Set down the data below without change, skipping the pictures it holds.

Given records Block Start

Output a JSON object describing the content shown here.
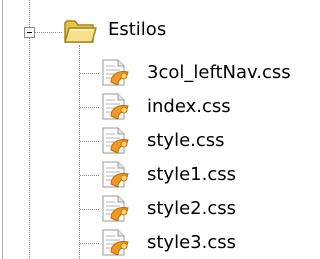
{
  "tree": {
    "folder": {
      "label": "Estilos",
      "icon": "folder-open-icon",
      "expanded": true,
      "expander_icon": "collapse-minus-icon"
    },
    "files": [
      {
        "label": "3col_leftNav.css",
        "icon": "css-file-icon"
      },
      {
        "label": "index.css",
        "icon": "css-file-icon"
      },
      {
        "label": "style.css",
        "icon": "css-file-icon"
      },
      {
        "label": "style1.css",
        "icon": "css-file-icon"
      },
      {
        "label": "style2.css",
        "icon": "css-file-icon"
      },
      {
        "label": "style3.css",
        "icon": "css-file-icon"
      }
    ]
  },
  "colors": {
    "background": "#ffffff",
    "guide_lines": "#8c8c8c",
    "folder_fill": "#f2d774",
    "folder_outline": "#b8961e",
    "file_accent": "#f29a1f"
  }
}
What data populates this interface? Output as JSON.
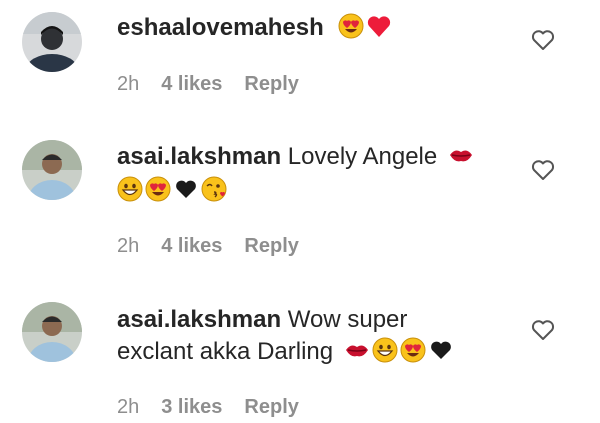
{
  "comments": [
    {
      "username": "eshaalovemahesh",
      "text": "",
      "line1_emojis": [
        "heart-eyes-emoji",
        "red-heart-emoji"
      ],
      "line2_text": "",
      "line2_emojis": [],
      "time": "2h",
      "likes": "4 likes",
      "reply": "Reply"
    },
    {
      "username": "asai.lakshman",
      "text": "Lovely Angele",
      "line1_emojis": [
        "lips-emoji"
      ],
      "line2_text": "",
      "line2_emojis": [
        "grinning-emoji",
        "heart-eyes-emoji",
        "black-heart-emoji",
        "kissing-heart-emoji"
      ],
      "time": "2h",
      "likes": "4 likes",
      "reply": "Reply"
    },
    {
      "username": "asai.lakshman",
      "text": "Wow super",
      "line1_emojis": [],
      "line2_text": "exclant akka Darling",
      "line2_emojis": [
        "lips-emoji",
        "grinning-emoji",
        "heart-eyes-emoji",
        "black-heart-emoji"
      ],
      "time": "2h",
      "likes": "3 likes",
      "reply": "Reply"
    }
  ],
  "colors": {
    "text": "#262626",
    "meta": "#8e8e8e",
    "heart_red": "#ed1c3a",
    "emoji_yellow": "#f9c21b"
  }
}
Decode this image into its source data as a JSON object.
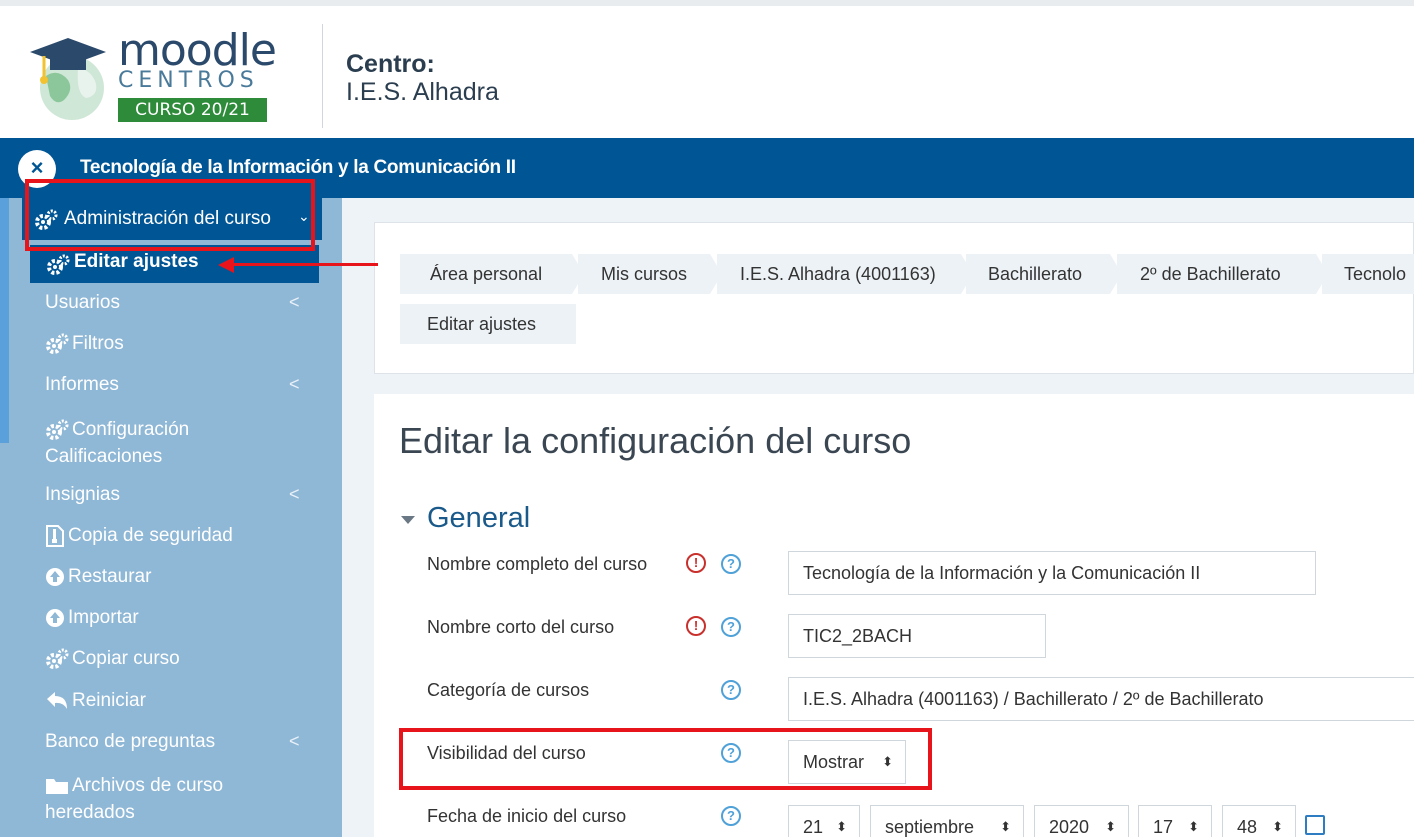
{
  "header": {
    "logo": {
      "word": "moodle",
      "sub": "CENTROS",
      "badge": "CURSO 20/21"
    },
    "centro_label": "Centro:",
    "centro_name": "I.E.S. Alhadra"
  },
  "course_bar": {
    "close_symbol": "×",
    "title": "Tecnología de la Información y la Comunicación II"
  },
  "sidebar": {
    "admin": {
      "label": "Administración del curso",
      "icon": "gears-icon"
    },
    "edit": {
      "label": "Editar ajustes",
      "icon": "gears-icon"
    },
    "items": [
      {
        "label": "Usuarios",
        "icon": "",
        "chevron": "<"
      },
      {
        "label": "Filtros",
        "icon": "gears-icon",
        "chevron": ""
      },
      {
        "label": "Informes",
        "icon": "",
        "chevron": "<"
      },
      {
        "label": "Configuración",
        "label2": "Calificaciones",
        "icon": "gears-icon",
        "chevron": ""
      },
      {
        "label": "Insignias",
        "icon": "",
        "chevron": "<"
      },
      {
        "label": "Copia de seguridad",
        "icon": "file-archive-icon",
        "chevron": ""
      },
      {
        "label": "Restaurar",
        "icon": "upload-circle-icon",
        "chevron": ""
      },
      {
        "label": "Importar",
        "icon": "upload-circle-icon",
        "chevron": ""
      },
      {
        "label": "Copiar curso",
        "icon": "gears-icon",
        "chevron": ""
      },
      {
        "label": "Reiniciar",
        "icon": "undo-icon",
        "chevron": ""
      },
      {
        "label": "Banco de preguntas",
        "icon": "",
        "chevron": "<"
      },
      {
        "label": "Archivos de curso",
        "label2": "heredados",
        "icon": "folder-icon",
        "chevron": ""
      }
    ]
  },
  "breadcrumb": {
    "items": [
      "Área personal",
      "Mis cursos",
      "I.E.S. Alhadra (4001163)",
      "Bachillerato",
      "2º de Bachillerato",
      "Tecnolo"
    ],
    "current": "Editar ajustes"
  },
  "main": {
    "title": "Editar la configuración del curso",
    "section": "General",
    "fields": {
      "fullname": {
        "label": "Nombre completo del curso",
        "value": "Tecnología de la Información y la Comunicación II"
      },
      "shortname": {
        "label": "Nombre corto del curso",
        "value": "TIC2_2BACH"
      },
      "category": {
        "label": "Categoría de cursos",
        "value": "I.E.S. Alhadra (4001163) / Bachillerato / 2º de Bachillerato"
      },
      "visibility": {
        "label": "Visibilidad del curso",
        "value": "Mostrar"
      },
      "startdate": {
        "label": "Fecha de inicio del curso",
        "day": "21",
        "month": "septiembre",
        "year": "2020",
        "hour": "17",
        "minute": "48"
      }
    },
    "required_symbol": "!",
    "help_symbol": "?",
    "sort_symbol": "⬍"
  },
  "colors": {
    "brand": "#005594",
    "sidebar": "#8fb7d6",
    "highlight": "#e8141b"
  }
}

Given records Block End

* **Answer to this task**
Output a JSON object describing the content shown here.
{
  "tree": {
    "folder": {
      "label": "Estilos",
      "icon": "folder-open-icon",
      "expanded": true,
      "expander_icon": "collapse-minus-icon"
    },
    "files": [
      {
        "label": "3col_leftNav.css",
        "icon": "css-file-icon"
      },
      {
        "label": "index.css",
        "icon": "css-file-icon"
      },
      {
        "label": "style.css",
        "icon": "css-file-icon"
      },
      {
        "label": "style1.css",
        "icon": "css-file-icon"
      },
      {
        "label": "style2.css",
        "icon": "css-file-icon"
      },
      {
        "label": "style3.css",
        "icon": "css-file-icon"
      }
    ]
  },
  "colors": {
    "background": "#ffffff",
    "guide_lines": "#8c8c8c",
    "folder_fill": "#f2d774",
    "folder_outline": "#b8961e",
    "file_accent": "#f29a1f"
  }
}
What data populates this interface? Output as JSON.
{
  "comments": [
    {
      "username": "eshaalovemahesh",
      "text": "",
      "line1_emojis": [
        "heart-eyes-emoji",
        "red-heart-emoji"
      ],
      "line2_text": "",
      "line2_emojis": [],
      "time": "2h",
      "likes": "4 likes",
      "reply": "Reply"
    },
    {
      "username": "asai.lakshman",
      "text": "Lovely Angele",
      "line1_emojis": [
        "lips-emoji"
      ],
      "line2_text": "",
      "line2_emojis": [
        "grinning-emoji",
        "heart-eyes-emoji",
        "black-heart-emoji",
        "kissing-heart-emoji"
      ],
      "time": "2h",
      "likes": "4 likes",
      "reply": "Reply"
    },
    {
      "username": "asai.lakshman",
      "text": "Wow super",
      "line1_emojis": [],
      "line2_text": "exclant akka Darling",
      "line2_emojis": [
        "lips-emoji",
        "grinning-emoji",
        "heart-eyes-emoji",
        "black-heart-emoji"
      ],
      "time": "2h",
      "likes": "3 likes",
      "reply": "Reply"
    }
  ],
  "colors": {
    "text": "#262626",
    "meta": "#8e8e8e",
    "heart_red": "#ed1c3a",
    "emoji_yellow": "#f9c21b"
  }
}
Decode this image into its source data as a JSON object.
{
  "header": {
    "logo": {
      "word": "moodle",
      "sub": "CENTROS",
      "badge": "CURSO 20/21"
    },
    "centro_label": "Centro:",
    "centro_name": "I.E.S. Alhadra"
  },
  "course_bar": {
    "close_symbol": "×",
    "title": "Tecnología de la Información y la Comunicación II"
  },
  "sidebar": {
    "admin": {
      "label": "Administración del curso",
      "icon": "gears-icon"
    },
    "edit": {
      "label": "Editar ajustes",
      "icon": "gears-icon"
    },
    "items": [
      {
        "label": "Usuarios",
        "icon": "",
        "chevron": "<"
      },
      {
        "label": "Filtros",
        "icon": "gears-icon",
        "chevron": ""
      },
      {
        "label": "Informes",
        "icon": "",
        "chevron": "<"
      },
      {
        "label": "Configuración",
        "label2": "Calificaciones",
        "icon": "gears-icon",
        "chevron": ""
      },
      {
        "label": "Insignias",
        "icon": "",
        "chevron": "<"
      },
      {
        "label": "Copia de seguridad",
        "icon": "file-archive-icon",
        "chevron": ""
      },
      {
        "label": "Restaurar",
        "icon": "upload-circle-icon",
        "chevron": ""
      },
      {
        "label": "Importar",
        "icon": "upload-circle-icon",
        "chevron": ""
      },
      {
        "label": "Copiar curso",
        "icon": "gears-icon",
        "chevron": ""
      },
      {
        "label": "Reiniciar",
        "icon": "undo-icon",
        "chevron": ""
      },
      {
        "label": "Banco de preguntas",
        "icon": "",
        "chevron": "<"
      },
      {
        "label": "Archivos de curso",
        "label2": "heredados",
        "icon": "folder-icon",
        "chevron": ""
      }
    ]
  },
  "breadcrumb": {
    "items": [
      "Área personal",
      "Mis cursos",
      "I.E.S. Alhadra (4001163)",
      "Bachillerato",
      "2º de Bachillerato",
      "Tecnolo"
    ],
    "current": "Editar ajustes"
  },
  "main": {
    "title": "Editar la configuración del curso",
    "section": "General",
    "fields": {
      "fullname": {
        "label": "Nombre completo del curso",
        "value": "Tecnología de la Información y la Comunicación II"
      },
      "shortname": {
        "label": "Nombre corto del curso",
        "value": "TIC2_2BACH"
      },
      "category": {
        "label": "Categoría de cursos",
        "value": "I.E.S. Alhadra (4001163) / Bachillerato / 2º de Bachillerato"
      },
      "visibility": {
        "label": "Visibilidad del curso",
        "value": "Mostrar"
      },
      "startdate": {
        "label": "Fecha de inicio del curso",
        "day": "21",
        "month": "septiembre",
        "year": "2020",
        "hour": "17",
        "minute": "48"
      }
    },
    "required_symbol": "!",
    "help_symbol": "?",
    "sort_symbol": "⬍"
  },
  "colors": {
    "brand": "#005594",
    "sidebar": "#8fb7d6",
    "highlight": "#e8141b"
  }
}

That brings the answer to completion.